Dr. Rebecca Curran practices family medicine with Our Lady of Lourdes.
She also has a PhD in Epidemiology and has studied infectious disease outbreaks.
She understands the fatigue around the pandemic and talk of vaccines but says the only way to help end the conversation is rolling up sleeves and get vaccinated.
Health officials say COVID-19 vaccines are effective and are critical to bringing the pandemic under control.
Pfizer, Moderna, and the single dose Johnson and Johnson are FDA approved for emergency use against COVID-19 and its variants.
Here’s how it works:
- mRNA vaccines teach our cells how to make a protein or a piece of a protein that triggers an immune response inside our bodies.

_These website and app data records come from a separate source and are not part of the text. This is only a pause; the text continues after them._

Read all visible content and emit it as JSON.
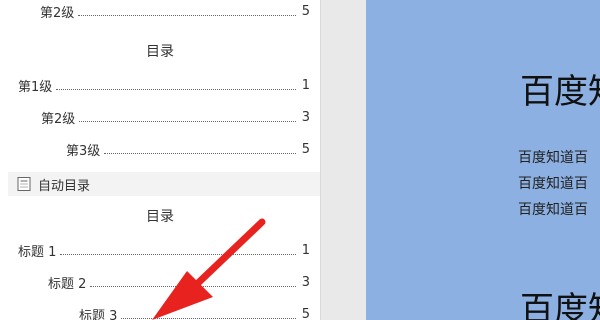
{
  "toc_panel": {
    "partial_entry": {
      "label": "第2级",
      "page": "5"
    },
    "toc_style_1": {
      "heading": "目录",
      "entries": [
        {
          "label": "第1级",
          "page": "1"
        },
        {
          "label": "第2级",
          "page": "3"
        },
        {
          "label": "第3级",
          "page": "5"
        }
      ]
    },
    "auto_section": {
      "title": "自动目录",
      "icon": "toc-document-icon",
      "heading": "目录",
      "entries": [
        {
          "label": "标题 1",
          "page": "1"
        },
        {
          "label": "标题 2",
          "page": "3"
        },
        {
          "label": "标题 3",
          "page": "5"
        }
      ]
    }
  },
  "document": {
    "title_1": "百度知",
    "paragraphs": [
      "百度知道百",
      "百度知道百",
      "百度知道百"
    ],
    "title_2": "百度知"
  },
  "colors": {
    "document_background": "#8db0e3",
    "arrow": "#e8231f",
    "section_bar": "#f3f3f3"
  }
}
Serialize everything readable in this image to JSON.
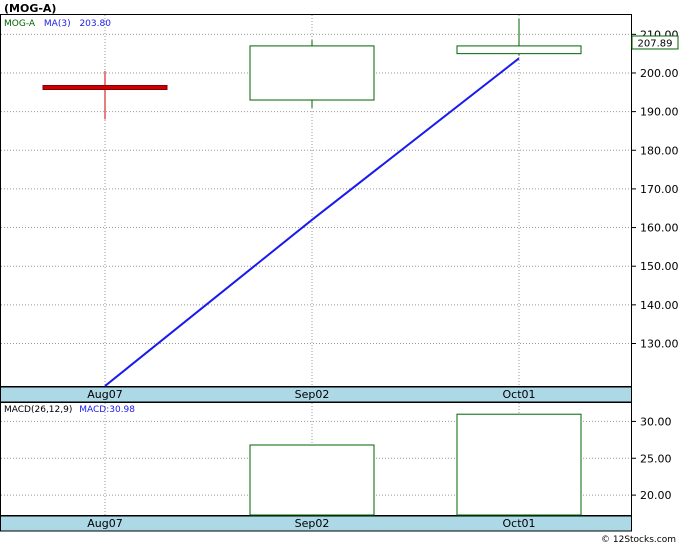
{
  "title": "(MOG-A)",
  "colors": {
    "up": "#006400",
    "down": "#cc0000",
    "ma_line": "#1a1aee",
    "axis_bar": "#add8e6",
    "grid": "#999999",
    "price_box": "#006400"
  },
  "chart_data": [
    {
      "type": "candlestick",
      "legend": {
        "symbol": "MOG-A",
        "ma_label": "MA(3)",
        "ma_value": "203.80"
      },
      "last_price_label": "207.89",
      "x_labels": [
        "Aug07",
        "Sep02",
        "Oct01"
      ],
      "ylim": [
        119,
        215
      ],
      "y_ticks": [
        130,
        140,
        150,
        160,
        170,
        180,
        190,
        200,
        210
      ],
      "candles": [
        {
          "x": "Aug07",
          "open": 196.5,
          "close": 195.7,
          "high": 200.5,
          "low": 188.0
        },
        {
          "x": "Sep02",
          "open": 193.0,
          "close": 207.0,
          "high": 208.5,
          "low": 191.0
        },
        {
          "x": "Oct01",
          "open": 205.0,
          "close": 207.0,
          "high": 214.0,
          "low": 204.5
        }
      ],
      "ma": [
        {
          "x": "Aug07",
          "value": 119.0
        },
        {
          "x": "Sep02",
          "value": 162.0
        },
        {
          "x": "Oct01",
          "value": 203.8
        }
      ]
    },
    {
      "type": "bar",
      "legend": {
        "label": "MACD(26,12,9)",
        "value_label": "MACD:30.98"
      },
      "categories": [
        "Sep02",
        "Oct01"
      ],
      "values": [
        26.8,
        30.98
      ],
      "ylim": [
        17.3,
        32.5
      ],
      "y_ticks": [
        20,
        25,
        30
      ],
      "x_labels": [
        "Aug07",
        "Sep02",
        "Oct01"
      ]
    }
  ],
  "watermark": "© 12Stocks.com"
}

- That immune response, which produces antibodies, is what protects us from getting infected if the virus does enter our bodies.
Dr. Curran explains mRNA vaccines do not use the live virus that causes COVID-19, meaning it does not give anyone COVID-19.
They do not affect or change our DNA in any way.
She says mRNA never enters the nucleus of the cell, which is where our DNA is kept.
While the vaccines are working well, Dr. Curran says no vaccine is 100% effective.
She says there are vaccine breakthrough cases but the data suggests that vaccination may make symptoms less severe.